What to look out for in Early August
Most of our damselfly species will be past their peak in terms of numbers, although the majority will still be found, albeit in smaller numbers. However, August is when two of our damselfly species will be reaching their peak. The first is Small Red-eyed Damselfly, which first occurred in Britain in 1999 and is now found in much of Southern Britain. It is still expanding its range so may well be found at new sites. It is similar to Red-eyed Damselfly, which is a well-established resident, and both species tend to perch on floating or emergent vegetation out on the water and are difficult to find on bankside vegetation. The key to separating the two species is to check the area of blue at the end of the abdomen in the male. Red-eyed Damselfly has a band of blue, while in Small Red-eyed Damselfly has blue sides to the abdomen at both the front and rear. With experience, this can be spotted fairly readily, although binoculars, or a camera, can help, due to the fact that the damselflies tend to be at some distance.
The other damselfly species reaching peak numbers is Willow Emerald Damselfly. This is another new colonist, but first arrived in the country a decade later than Small Red-eyed Damselfly and is still in a rapid range expansion phase. A damselfly hanging vertically from a branch on a tree or shrub is worth a second look and with several species of emerald damselflies now occurring in Britain, the key feature to check is the colour of the pterostigma, the wing spots, which is very pale and outlined with black in this species.
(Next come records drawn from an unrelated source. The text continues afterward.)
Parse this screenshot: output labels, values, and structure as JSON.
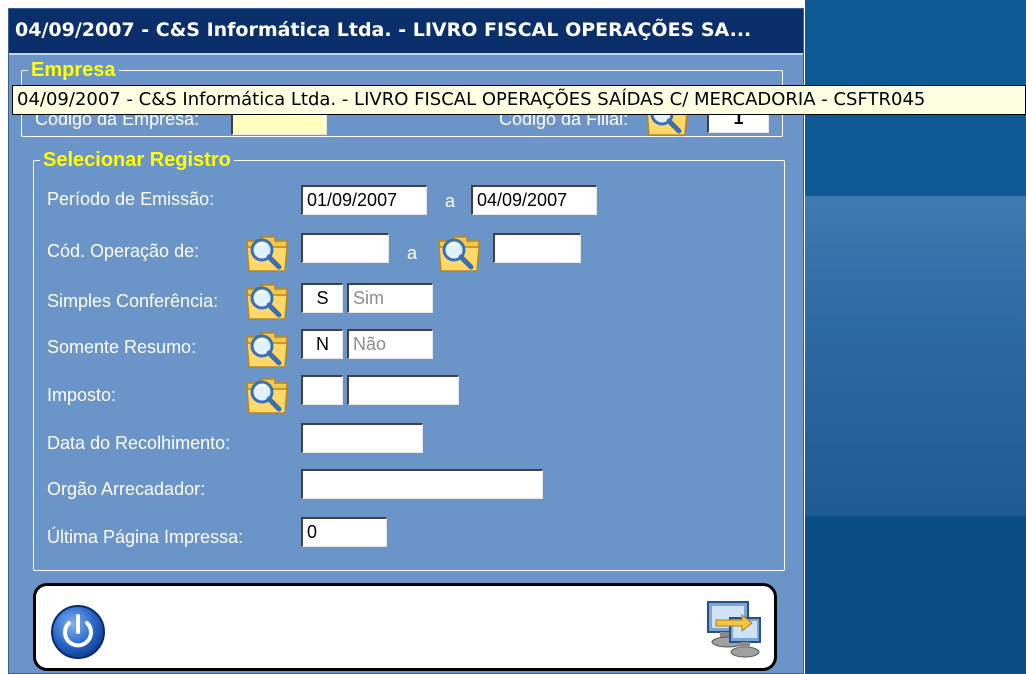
{
  "window": {
    "title": "04/09/2007  -  C&S Informática Ltda.  -  LIVRO FISCAL OPERAÇÕES SA..."
  },
  "tooltip": {
    "text": "04/09/2007  -  C&S Informática Ltda.  -  LIVRO FISCAL OPERAÇÕES SAÍDAS C/ MERCADORIA  -  CSFTR045"
  },
  "empresa": {
    "legend": "Empresa",
    "codigo_empresa_label": "Código da Empresa:",
    "codigo_filial_label": "Código da Filial:",
    "filial_value": "1"
  },
  "registro": {
    "legend": "Selecionar Registro",
    "periodo_label": "Período de Emissão:",
    "periodo_de": "01/09/2007",
    "periodo_sep": "a",
    "periodo_ate": "04/09/2007",
    "cod_operacao_label": "Cód. Operação de:",
    "cod_operacao_sep": "a",
    "cod_operacao_de": "",
    "cod_operacao_ate": "",
    "simples_label": "Simples Conferência:",
    "simples_code": "S",
    "simples_desc": "Sim",
    "resumo_label": "Somente Resumo:",
    "resumo_code": "N",
    "resumo_desc": "Não",
    "imposto_label": "Imposto:",
    "imposto_code": "",
    "imposto_desc": "",
    "data_recolhimento_label": "Data do Recolhimento:",
    "data_recolhimento": "",
    "orgao_label": "Orgão Arrecadador:",
    "orgao": "",
    "ultima_pagina_label": "Última Página Impressa:",
    "ultima_pagina": "0"
  },
  "icons": {
    "lookup": "folder-magnifier-icon",
    "exit": "power-icon",
    "transfer": "computer-transfer-icon"
  },
  "colors": {
    "window_bg": "#6b94c8",
    "titlebar": "#0a2f6a",
    "legend": "#ffff00",
    "desktop": "#0d5a94"
  }
}
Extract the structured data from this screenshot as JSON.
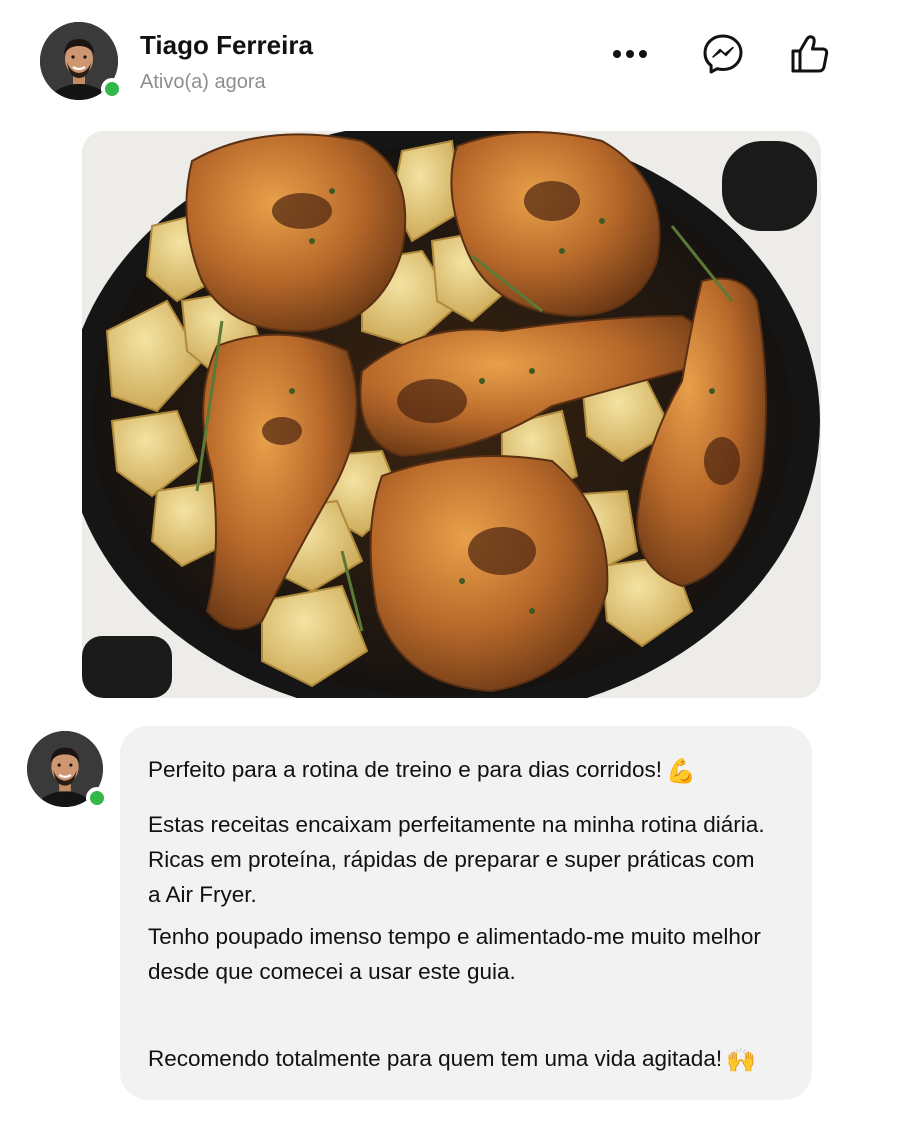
{
  "header": {
    "name": "Tiago Ferreira",
    "status": "Ativo(a) agora",
    "more_icon": "more-horizontal-icon",
    "messenger_icon": "messenger-icon",
    "like_icon": "thumbs-up-icon",
    "online_color": "#35b84a"
  },
  "photo": {
    "subject": "roasted-chicken-with-potatoes-in-skillet"
  },
  "message": {
    "line1": "Perfeito para a rotina de treino e para dias corridos!",
    "line1_emoji": "💪",
    "paragraph2": "Estas receitas encaixam perfeitamente na minha rotina diária. Ricas em proteína, rápidas de preparar e super práticas com a Air Fryer.",
    "paragraph3": "Tenho poupado imenso tempo e alimentado-me muito melhor desde que comecei a usar este guia.",
    "line4": "Recomendo totalmente para quem tem uma vida agitada!",
    "line4_emoji": "🙌",
    "bubble_color": "#f2f2f2"
  }
}
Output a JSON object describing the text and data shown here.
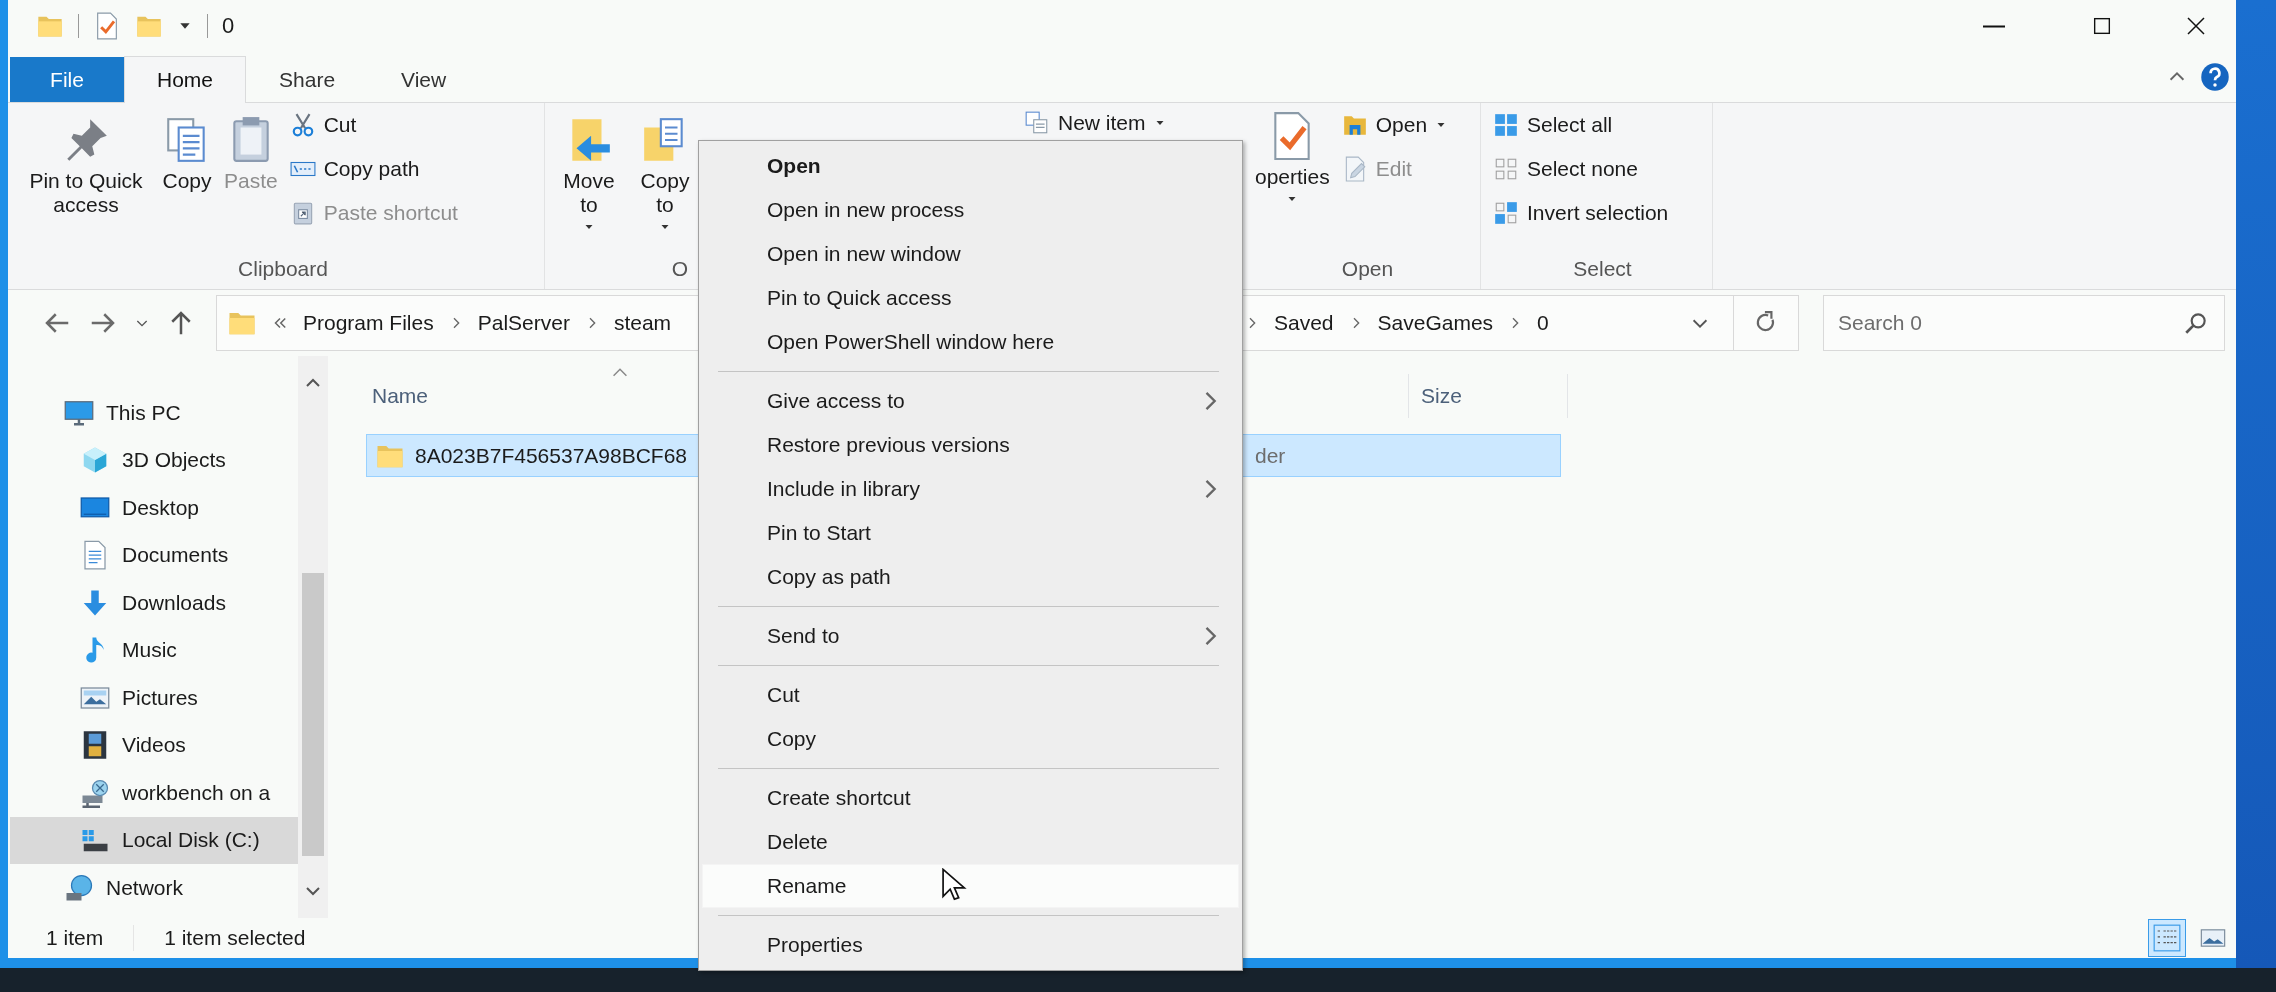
{
  "window": {
    "title": "0"
  },
  "tabs": [
    {
      "label": "File",
      "kind": "file_menu",
      "selected": false
    },
    {
      "label": "Home",
      "kind": "tab",
      "selected": true
    },
    {
      "label": "Share",
      "kind": "tab",
      "selected": false
    },
    {
      "label": "View",
      "kind": "tab",
      "selected": false
    }
  ],
  "ribbon": {
    "groups": [
      {
        "label": "Clipboard",
        "buttons": [
          {
            "label": "Pin to Quick access",
            "kind": "large",
            "disabled": false,
            "dropdown": false
          },
          {
            "label": "Copy",
            "kind": "large",
            "disabled": false,
            "dropdown": false
          },
          {
            "label": "Paste",
            "kind": "large",
            "disabled": true,
            "dropdown": false
          },
          {
            "label": "Cut",
            "kind": "small",
            "disabled": false,
            "dropdown": false
          },
          {
            "label": "Copy path",
            "kind": "small",
            "disabled": false,
            "dropdown": false
          },
          {
            "label": "Paste shortcut",
            "kind": "small",
            "disabled": true,
            "dropdown": false
          }
        ]
      },
      {
        "label": "O",
        "buttons": [
          {
            "label": "Move to",
            "kind": "large",
            "disabled": false,
            "dropdown": true
          },
          {
            "label": "Copy to",
            "kind": "large",
            "disabled": false,
            "dropdown": true
          }
        ]
      },
      {
        "buttons": [
          {
            "label": "New item",
            "kind": "small",
            "disabled": false,
            "dropdown": true
          }
        ]
      },
      {
        "label": "Open",
        "buttons": [
          {
            "label": "operties",
            "kind": "large",
            "disabled": false,
            "dropdown": true
          },
          {
            "label": "Open",
            "kind": "small",
            "disabled": false,
            "dropdown": true
          },
          {
            "label": "Edit",
            "kind": "small",
            "disabled": true,
            "dropdown": false
          }
        ]
      },
      {
        "label": "Select",
        "buttons": [
          {
            "label": "Select all",
            "kind": "small",
            "disabled": false,
            "dropdown": false
          },
          {
            "label": "Select none",
            "kind": "small",
            "disabled": false,
            "dropdown": false
          },
          {
            "label": "Invert selection",
            "kind": "small",
            "disabled": false,
            "dropdown": false
          }
        ]
      }
    ]
  },
  "address_bar": {
    "crumbs_start": [
      "Program Files",
      "PalServer",
      "steam"
    ],
    "crumbs_end": [
      "Saved",
      "SaveGames",
      "0"
    ]
  },
  "search": {
    "placeholder": "Search 0"
  },
  "navigation_pane": {
    "items": [
      {
        "label": "This PC",
        "selected": false,
        "children": [
          {
            "label": "3D Objects",
            "selected": false
          },
          {
            "label": "Desktop",
            "selected": false
          },
          {
            "label": "Documents",
            "selected": false
          },
          {
            "label": "Downloads",
            "selected": false
          },
          {
            "label": "Music",
            "selected": false
          },
          {
            "label": "Pictures",
            "selected": false
          },
          {
            "label": "Videos",
            "selected": false
          },
          {
            "label": "workbench on a",
            "selected": false
          },
          {
            "label": "Local Disk (C:)",
            "selected": true
          }
        ]
      },
      {
        "label": "Network",
        "selected": false
      }
    ]
  },
  "file_list": {
    "columns": [
      {
        "label": "Name",
        "sort_arrow": true
      },
      {
        "label": "Size",
        "sort_arrow": false
      }
    ],
    "rows": [
      {
        "name": "8A023B7F456537A98BCF68",
        "column_2": "der",
        "selected": true
      }
    ]
  },
  "status_bar": {
    "item_count": "1 item",
    "selection": "1 item selected",
    "view_buttons": [
      {
        "kind": "details",
        "selected": true
      },
      {
        "kind": "large_icons",
        "selected": false
      }
    ]
  },
  "context_menu": {
    "groups": [
      [
        {
          "label": "Open",
          "default": true,
          "submenu": false,
          "selected": false
        },
        {
          "label": "Open in new process",
          "default": false,
          "submenu": false,
          "selected": false
        },
        {
          "label": "Open in new window",
          "default": false,
          "submenu": false,
          "selected": false
        },
        {
          "label": "Pin to Quick access",
          "default": false,
          "submenu": false,
          "selected": false
        },
        {
          "label": "Open PowerShell window here",
          "default": false,
          "submenu": false,
          "selected": false
        }
      ],
      [
        {
          "label": "Give access to",
          "default": false,
          "submenu": true,
          "selected": false
        },
        {
          "label": "Restore previous versions",
          "default": false,
          "submenu": false,
          "selected": false
        },
        {
          "label": "Include in library",
          "default": false,
          "submenu": true,
          "selected": false
        },
        {
          "label": "Pin to Start",
          "default": false,
          "submenu": false,
          "selected": false
        },
        {
          "label": "Copy as path",
          "default": false,
          "submenu": false,
          "selected": false
        }
      ],
      [
        {
          "label": "Send to",
          "default": false,
          "submenu": true,
          "selected": false
        }
      ],
      [
        {
          "label": "Cut",
          "default": false,
          "submenu": false,
          "selected": false
        },
        {
          "label": "Copy",
          "default": false,
          "submenu": false,
          "selected": false
        }
      ],
      [
        {
          "label": "Create shortcut",
          "default": false,
          "submenu": false,
          "selected": false
        },
        {
          "label": "Delete",
          "default": false,
          "submenu": false,
          "selected": false
        },
        {
          "label": "Rename",
          "default": false,
          "submenu": false,
          "selected": true
        }
      ],
      [
        {
          "label": "Properties",
          "default": false,
          "submenu": false,
          "selected": false
        }
      ]
    ]
  }
}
Migrant Hawker is the last of the large hawker dragonflies to emerge and while the first have been seen in July, it is August before large numbers emerge. This is the only one of the Hawkers to congregate together in numbers; other species tend to be territorial and chase off others of their kind, but Migrant Hawkers will fly and roost together and seeing several together is a good pointer towards identification. They are most likely to be found in the same areas as Southern Hawker and can be distinguished by being a little smaller, lacking the very obvious pale stripes on the thorax of Southern Hawker and being blue rather than blue/green in the case of males. Migrant Hawkers tend to hover more frequently than other hawker species and can remain stationary for several seconds, making them a good subject if you want to try for flight photographs of dragonflies.
The darter dragonflies will be around in good numbers and in the case of Common and Ruddy Darter may be found well away from water and particularly along rides in woodland or areas of scrub. Immatures tend to perch on stalks to watch out for passing insects and dart out to catch them before returning to their perch. It is worth being alert to the possibility of Red-veined Darters emerging from ponds alongside the commoner species in August. This species is occurring in Britain more frequently and might be found anywhere; there have already been reports from Scotland this year. Adults arrive from the continent earlier in the year, lay their eggs and the new generation develops rapidly to emerge in the autumn. The immatures tend to be a paler sandy yellow than the commoner species, but the key identification feature is that the lower part of their eyes are blue. This obviously needs a close look to check. They are a migratory species and they seem to depart from breeding ponds soon after emerging and before they gain adult colours, probably migrating south to breed.